In 2008, ICANN decided to act. It allowed domain registrars to withdraw as many as 10 percent of their total registrations; they would face penalties for anything above that. Initially, ICANN adopted a budget that included a charge of $0.20 for each withdrawal above the limit, which was in effect from June 2008 to July of this year. Later, it adopted an official policy that raised the penalty to $6.75, the cost of a .org registration; that took effect in July 2009.

The numbers dropped from 17 million in June 2008 to 60,000 in July 2009. This is fantastic news.

Hat tip: Andy Baio.

Midnight Breakfast is Back

We’ve been trying to revive it for a few months now, but it seems to be back in full swing. Drop on by and join the conversation.

Gruber on Ninjawords’ Censorship by Apple

First off, I love the Ninjawords online dictionary, and have for some time, since I first discovered it through Wordie.

This story, however, is outrageous. The gist is that the Ninjawords developers had to remove “objectionable content” from their dictionary in order to get it published in the App Store, removing words like “ass” and “snatch.”

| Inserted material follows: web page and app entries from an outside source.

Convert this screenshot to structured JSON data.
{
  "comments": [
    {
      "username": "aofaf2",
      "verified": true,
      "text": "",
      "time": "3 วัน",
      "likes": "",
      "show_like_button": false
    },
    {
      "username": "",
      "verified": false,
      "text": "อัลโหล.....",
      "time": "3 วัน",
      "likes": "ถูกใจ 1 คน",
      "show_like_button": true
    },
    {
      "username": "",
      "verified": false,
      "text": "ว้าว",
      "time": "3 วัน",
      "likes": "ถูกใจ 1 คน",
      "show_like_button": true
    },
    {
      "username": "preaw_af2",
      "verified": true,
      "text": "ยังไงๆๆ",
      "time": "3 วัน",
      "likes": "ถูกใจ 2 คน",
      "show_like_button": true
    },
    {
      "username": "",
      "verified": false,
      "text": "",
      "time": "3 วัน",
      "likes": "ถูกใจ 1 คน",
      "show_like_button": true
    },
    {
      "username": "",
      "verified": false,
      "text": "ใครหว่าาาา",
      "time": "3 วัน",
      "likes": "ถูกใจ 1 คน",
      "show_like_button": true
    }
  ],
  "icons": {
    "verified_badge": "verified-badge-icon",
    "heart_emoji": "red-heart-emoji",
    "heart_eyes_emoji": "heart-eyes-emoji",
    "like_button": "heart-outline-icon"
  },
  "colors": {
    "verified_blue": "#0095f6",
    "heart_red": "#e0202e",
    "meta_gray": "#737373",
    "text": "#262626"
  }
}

Take a moment to breathe that in. Apple. Censored. A dictionary.

The situation with the App Store in general seems to be showing a particularly ugly side to Apple, that I would have never expected to see so fully a year or more ago. I don’t use an iPhone, but I was happy that they came up with a model for the App Store that seemed to be so beneficial to the little guys in software development. The App Store, in theory, makes iPhone applications compete primarily on quality, not brand recognition.

But the way Apple guards its gates is madness.

Kernest

Kernest is one of the first good options for using embedded fonts in a website. Unlike projects like Cufón or sIFR, Kernest takes advantage of @font-face embedding, which is now supported by Firefox, Internet Explorer, and Safari.

One of the problems with @font-face at the moment is that Safari and Firefox support font formats like OpenType and TrueType, while Internet Explorer only supports Embedded OpenType. The usual workaround is to supply a different format depending on the requesting browser. This is exactly what Kernest takes care of for you.

Not only will it serve the right file type depending on the browser, it will only serve the font files when the request comes from a domain name tied to that particular font. Many of the current selection of fonts are free, but in order to make them available to your domain, you must activate them. Based on my brief use, this is a very simple process, requiring only a user account, and adding new domains is completely effortless.

After activating a font for your domain, you simply link to a stylesheet specific to your domain on their server. It is worth noting that there is no javascript involved, and this is as it should be.

I’ve been trying Kernest out for a few days now, and have found the experience very pleasant all around. I don’t know much about what TypeKit’s model will be like, whether they will have some fonts available free of charge, or if there will still be a charge for the service. If not, Kernest looks like it could be a great free alternative for projects without a budget for fonts.

And in the meantime, I highly recommend giving it a try. There are already several serviceable fonts on the site. I’m currently using Droid Serif from Ascender Corp

UPDATE: I’ve since switched to Heuristica.

Mad Men Yourself

I clearly had too much fun with this.

UPDATE: I am clearly continuing to have too much fun with this.